Omit the pictures and output every entry below exactly as written.

Excerpts from an interface dataset:
↓

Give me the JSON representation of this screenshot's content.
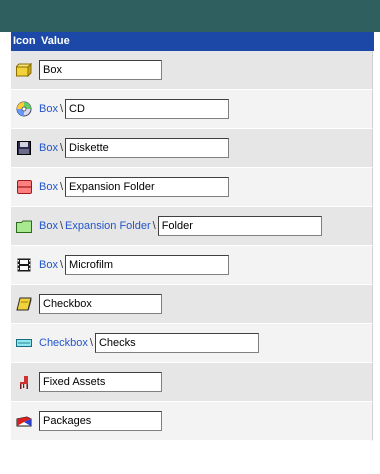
{
  "header": {
    "icon_col": "Icon",
    "value_col": "Value"
  },
  "colors": {
    "header_bg": "#1c49a8",
    "topbar_bg": "#2f5f5f",
    "breadcrumb": "#2255cc"
  },
  "rows": [
    {
      "icon": "box-icon",
      "path": [],
      "value": "Box"
    },
    {
      "icon": "cd-icon",
      "path": [
        "Box"
      ],
      "value": "CD"
    },
    {
      "icon": "diskette-icon",
      "path": [
        "Box"
      ],
      "value": "Diskette"
    },
    {
      "icon": "expansion-folder-icon",
      "path": [
        "Box"
      ],
      "value": "Expansion Folder"
    },
    {
      "icon": "folder-icon",
      "path": [
        "Box",
        "Expansion Folder"
      ],
      "value": "Folder"
    },
    {
      "icon": "microfilm-icon",
      "path": [
        "Box"
      ],
      "value": "Microfilm"
    },
    {
      "icon": "checkbox-icon",
      "path": [],
      "value": "Checkbox"
    },
    {
      "icon": "checks-icon",
      "path": [
        "Checkbox"
      ],
      "value": "Checks"
    },
    {
      "icon": "fixed-assets-icon",
      "path": [],
      "value": "Fixed Assets"
    },
    {
      "icon": "packages-icon",
      "path": [],
      "value": "Packages"
    }
  ]
}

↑

Response area =>
Give me the JSON representation of this screenshot's content.
{
  "header": {
    "icon_col": "Icon",
    "value_col": "Value"
  },
  "colors": {
    "header_bg": "#1c49a8",
    "topbar_bg": "#2f5f5f",
    "breadcrumb": "#2255cc"
  },
  "rows": [
    {
      "icon": "box-icon",
      "path": [],
      "value": "Box"
    },
    {
      "icon": "cd-icon",
      "path": [
        "Box"
      ],
      "value": "CD"
    },
    {
      "icon": "diskette-icon",
      "path": [
        "Box"
      ],
      "value": "Diskette"
    },
    {
      "icon": "expansion-folder-icon",
      "path": [
        "Box"
      ],
      "value": "Expansion Folder"
    },
    {
      "icon": "folder-icon",
      "path": [
        "Box",
        "Expansion Folder"
      ],
      "value": "Folder"
    },
    {
      "icon": "microfilm-icon",
      "path": [
        "Box"
      ],
      "value": "Microfilm"
    },
    {
      "icon": "checkbox-icon",
      "path": [],
      "value": "Checkbox"
    },
    {
      "icon": "checks-icon",
      "path": [
        "Checkbox"
      ],
      "value": "Checks"
    },
    {
      "icon": "fixed-assets-icon",
      "path": [],
      "value": "Fixed Assets"
    },
    {
      "icon": "packages-icon",
      "path": [],
      "value": "Packages"
    }
  ]
}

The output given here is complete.